= Recorded data =
+++

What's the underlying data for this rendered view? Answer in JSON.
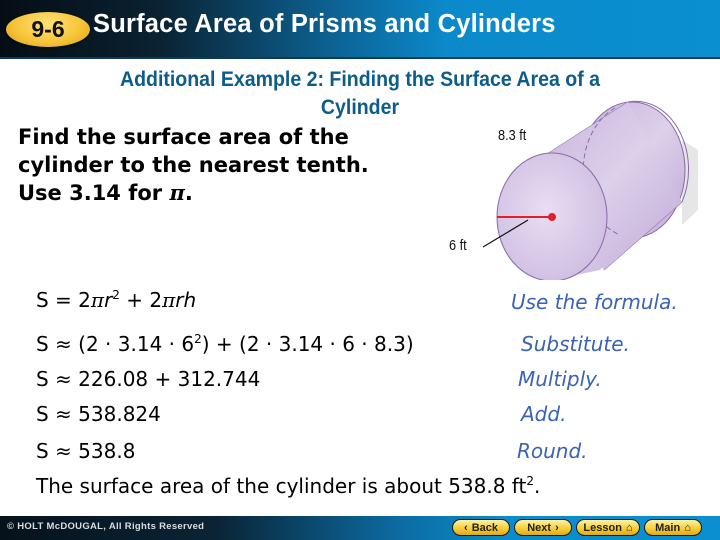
{
  "header": {
    "lesson_number": "9-6",
    "title": "Surface Area of Prisms and Cylinders"
  },
  "example": {
    "title_line1": "Additional Example 2: Finding the Surface Area of a",
    "title_line2": "Cylinder",
    "prompt_line1": "Find the surface area of the",
    "prompt_line2": "cylinder to the nearest tenth.",
    "prompt_line3_prefix": "Use 3.14 for ",
    "prompt_line3_pi": "π",
    "prompt_line3_suffix": "."
  },
  "figure": {
    "shape": "cylinder",
    "height_label": "8.3 ft",
    "radius_label": "6 ft",
    "radius_color": "#e0202a",
    "fill_color": "#d7c8e6"
  },
  "solution": {
    "steps": [
      {
        "parts": {
          "a": "S = 2",
          "pi1": "π",
          "r": "r",
          "exp": "2",
          "b": " + 2",
          "pi2": "π",
          "rh": "rh"
        },
        "note": "Use the formula."
      },
      {
        "expr_a": "S ≈ (2 · 3.14 · 6",
        "expr_exp": "2",
        "expr_b": ") + (2 · 3.14 · 6 · 8.3)",
        "note": "Substitute."
      },
      {
        "expr": "S ≈ 226.08 + 312.744",
        "note": "Multiply."
      },
      {
        "expr": "S ≈ 538.824",
        "note": "Add."
      },
      {
        "expr": "S ≈ 538.8",
        "note": "Round."
      }
    ],
    "conclusion_text": "The surface area of the cylinder is about 538.8 ft",
    "conclusion_exp": "2",
    "conclusion_end": "."
  },
  "footer": {
    "copyright": "© HOLT McDOUGAL, All Rights Reserved",
    "buttons": [
      {
        "label": "Back",
        "icon": "chevron-left"
      },
      {
        "label": "Next",
        "icon": "chevron-right"
      },
      {
        "label": "Lesson",
        "icon": "home"
      },
      {
        "label": "Main",
        "icon": "home"
      }
    ]
  }
}
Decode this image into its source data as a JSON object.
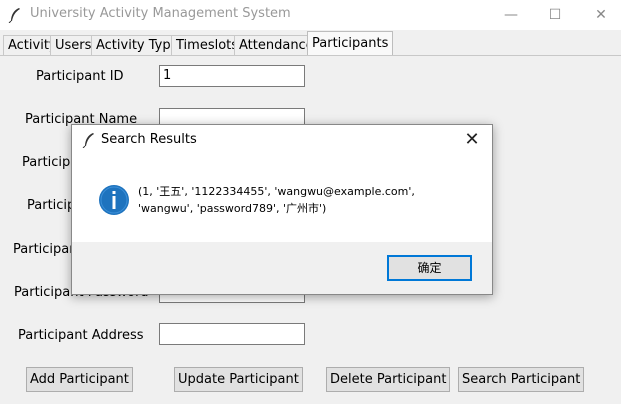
{
  "window": {
    "title": "University Activity Management System",
    "minimize": "—",
    "maximize": "☐",
    "close": "✕"
  },
  "tabs": [
    {
      "label": "Activity"
    },
    {
      "label": "Users"
    },
    {
      "label": "Activity Type"
    },
    {
      "label": "Timeslots"
    },
    {
      "label": "Attendance"
    },
    {
      "label": "Participants",
      "active": true
    }
  ],
  "form": {
    "id_label": "Participant ID",
    "id_value": "1",
    "name_label": "Participant Name",
    "row3_label_visible": "Participa",
    "row4_label_visible": "Participa",
    "row5_label_visible": "Participant",
    "row6_label_visible": "Participant Password",
    "address_label": "Participant Address",
    "address_value": ""
  },
  "buttons": {
    "add": "Add Participant",
    "update": "Update Participant",
    "delete": "Delete Participant",
    "search": "Search Participant"
  },
  "dialog": {
    "title": "Search Results",
    "close": "✕",
    "message": "(1, '王五', '1122334455', 'wangwu@example.com', 'wangwu', 'password789', '广州市')",
    "ok": "确定",
    "icon": "info-icon"
  },
  "colors": {
    "accent": "#0078d7",
    "info_icon": "#1e73be",
    "window_bg": "#f0f0f0"
  }
}
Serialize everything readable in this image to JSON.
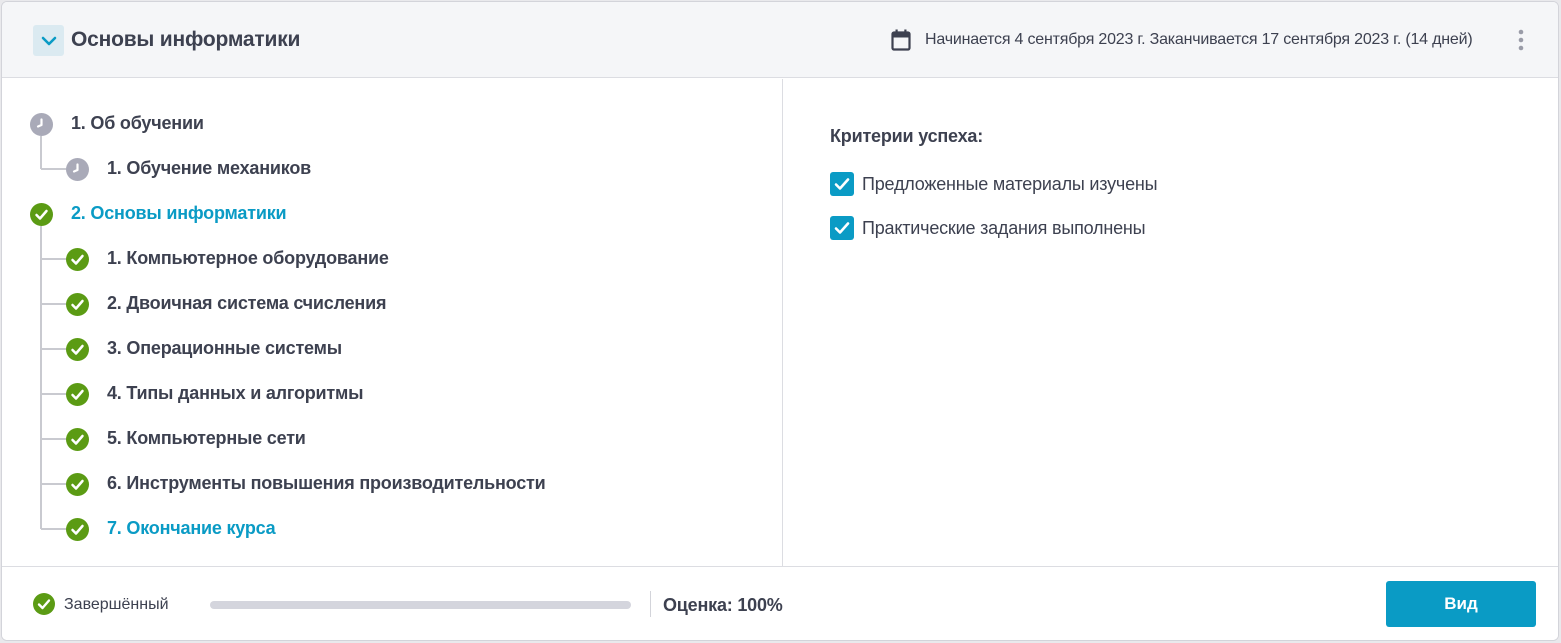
{
  "header": {
    "title": "Основы информатики",
    "dates": "Начинается 4 сентября 2023 г. Заканчивается 17 сентября 2023 г. (14 дней)",
    "collapse_icon": "chevron-down-icon",
    "calendar_icon": "calendar-icon",
    "more_icon": "more-vertical-icon"
  },
  "tree": [
    {
      "label": "1. Об обучении",
      "level": 0,
      "status": "pending",
      "active": false
    },
    {
      "label": "1. Обучение механиков",
      "level": 1,
      "status": "pending",
      "active": false
    },
    {
      "label": "2. Основы информатики",
      "level": 0,
      "status": "done",
      "active": true
    },
    {
      "label": "1. Компьютерное оборудование",
      "level": 1,
      "status": "done",
      "active": false
    },
    {
      "label": "2. Двоичная система счисления",
      "level": 1,
      "status": "done",
      "active": false
    },
    {
      "label": "3. Операционные системы",
      "level": 1,
      "status": "done",
      "active": false
    },
    {
      "label": "4. Типы данных и алгоритмы",
      "level": 1,
      "status": "done",
      "active": false
    },
    {
      "label": "5. Компьютерные сети",
      "level": 1,
      "status": "done",
      "active": false
    },
    {
      "label": "6. Инструменты повышения производительности",
      "level": 1,
      "status": "done",
      "active": false
    },
    {
      "label": "7. Окончание курса",
      "level": 1,
      "status": "done",
      "active": true
    }
  ],
  "criteria": {
    "title": "Критерии успеха:",
    "items": [
      {
        "label": "Предложенные материалы изучены",
        "checked": true
      },
      {
        "label": "Практические задания выполнены",
        "checked": true
      }
    ]
  },
  "footer": {
    "status": "Завершённый",
    "progress": 1.0,
    "score": "Оценка: 100%",
    "view_button": "Вид"
  },
  "colors": {
    "accent": "#0a9bc5",
    "done": "#5b9b14",
    "pending": "#a9aab8",
    "text": "#3d4150"
  }
}
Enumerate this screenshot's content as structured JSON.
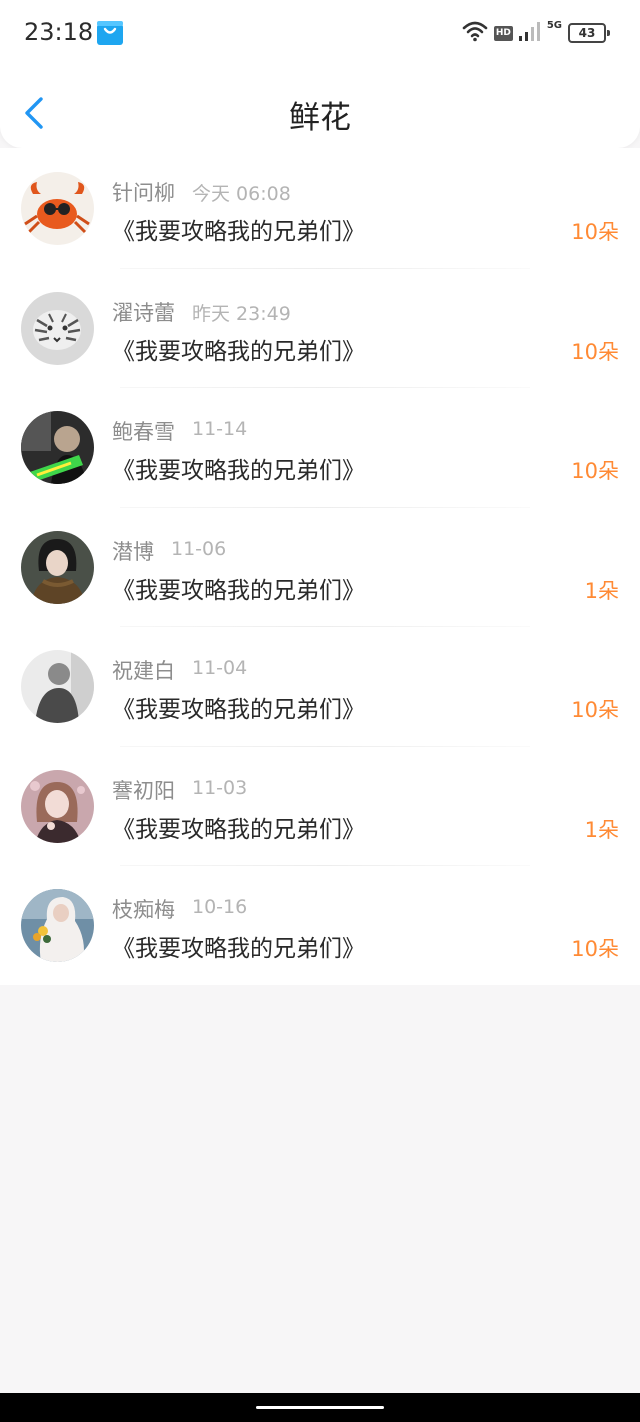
{
  "status_bar": {
    "time": "23:18",
    "network": "5G",
    "hd_label": "HD",
    "battery": "43"
  },
  "header": {
    "title": "鲜花"
  },
  "gifts": [
    {
      "name": "针问柳",
      "date": "今天 06:08",
      "book": "《我要攻略我的兄弟们》",
      "amount": "10朵",
      "avatar": "crab-avatar"
    },
    {
      "name": "濯诗蕾",
      "date": "昨天 23:49",
      "book": "《我要攻略我的兄弟们》",
      "amount": "10朵",
      "avatar": "tiger-avatar"
    },
    {
      "name": "鲍春雪",
      "date": "11-14",
      "book": "《我要攻略我的兄弟们》",
      "amount": "10朵",
      "avatar": "man-sticker-avatar"
    },
    {
      "name": "潜博",
      "date": "11-06",
      "book": "《我要攻略我的兄弟们》",
      "amount": "1朵",
      "avatar": "girl-scarf-avatar"
    },
    {
      "name": "祝建白",
      "date": "11-04",
      "book": "《我要攻略我的兄弟们》",
      "amount": "10朵",
      "avatar": "grey-figure-avatar"
    },
    {
      "name": "謇初阳",
      "date": "11-03",
      "book": "《我要攻略我的兄弟们》",
      "amount": "1朵",
      "avatar": "anime-girl-avatar"
    },
    {
      "name": "枝痴梅",
      "date": "10-16",
      "book": "《我要攻略我的兄弟们》",
      "amount": "10朵",
      "avatar": "bride-bouquet-avatar"
    }
  ],
  "colors": {
    "accent_blue": "#2196f3",
    "amount_orange": "#ff8a34",
    "name_gray": "#8d8d8d",
    "date_gray": "#b4b4b4",
    "background": "#f7f6f7"
  }
}
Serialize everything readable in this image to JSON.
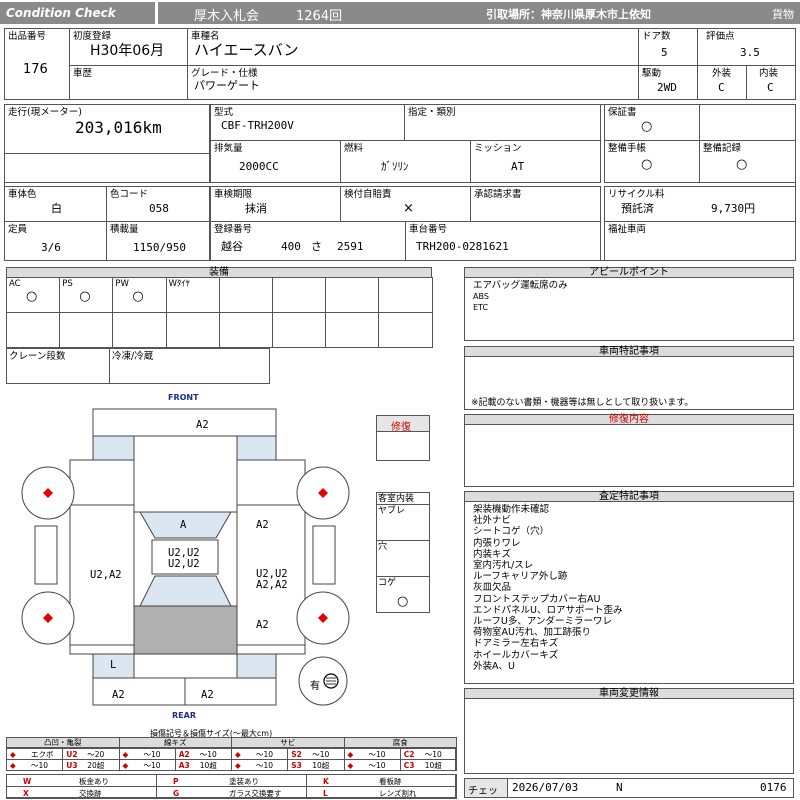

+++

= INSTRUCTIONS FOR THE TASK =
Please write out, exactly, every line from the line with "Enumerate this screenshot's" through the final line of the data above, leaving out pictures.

= SOLUTION FOR THIS EXERCISE =
Enumerate this screenshot's content as structured JSON.
{
  "status_bar": {
    "time": "23:18",
    "network": "5G",
    "hd_label": "HD",
    "battery": "43"
  },
  "header": {
    "title": "鲜花"
  },
  "gifts": [
    {
      "name": "针问柳",
      "date": "今天 06:08",
      "book": "《我要攻略我的兄弟们》",
      "amount": "10朵",
      "avatar": "crab-avatar"
    },
    {
      "name": "濯诗蕾",
      "date": "昨天 23:49",
      "book": "《我要攻略我的兄弟们》",
      "amount": "10朵",
      "avatar": "tiger-avatar"
    },
    {
      "name": "鲍春雪",
      "date": "11-14",
      "book": "《我要攻略我的兄弟们》",
      "amount": "10朵",
      "avatar": "man-sticker-avatar"
    },
    {
      "name": "潜博",
      "date": "11-06",
      "book": "《我要攻略我的兄弟们》",
      "amount": "1朵",
      "avatar": "girl-scarf-avatar"
    },
    {
      "name": "祝建白",
      "date": "11-04",
      "book": "《我要攻略我的兄弟们》",
      "amount": "10朵",
      "avatar": "grey-figure-avatar"
    },
    {
      "name": "謇初阳",
      "date": "11-03",
      "book": "《我要攻略我的兄弟们》",
      "amount": "1朵",
      "avatar": "anime-girl-avatar"
    },
    {
      "name": "枝痴梅",
      "date": "10-16",
      "book": "《我要攻略我的兄弟们》",
      "amount": "10朵",
      "avatar": "bride-bouquet-avatar"
    }
  ],
  "colors": {
    "accent_blue": "#2196f3",
    "amount_orange": "#ff8a34",
    "name_gray": "#8d8d8d",
    "date_gray": "#b4b4b4",
    "background": "#f7f6f7"
  }
}
Serialize everything readable in this image to JSON.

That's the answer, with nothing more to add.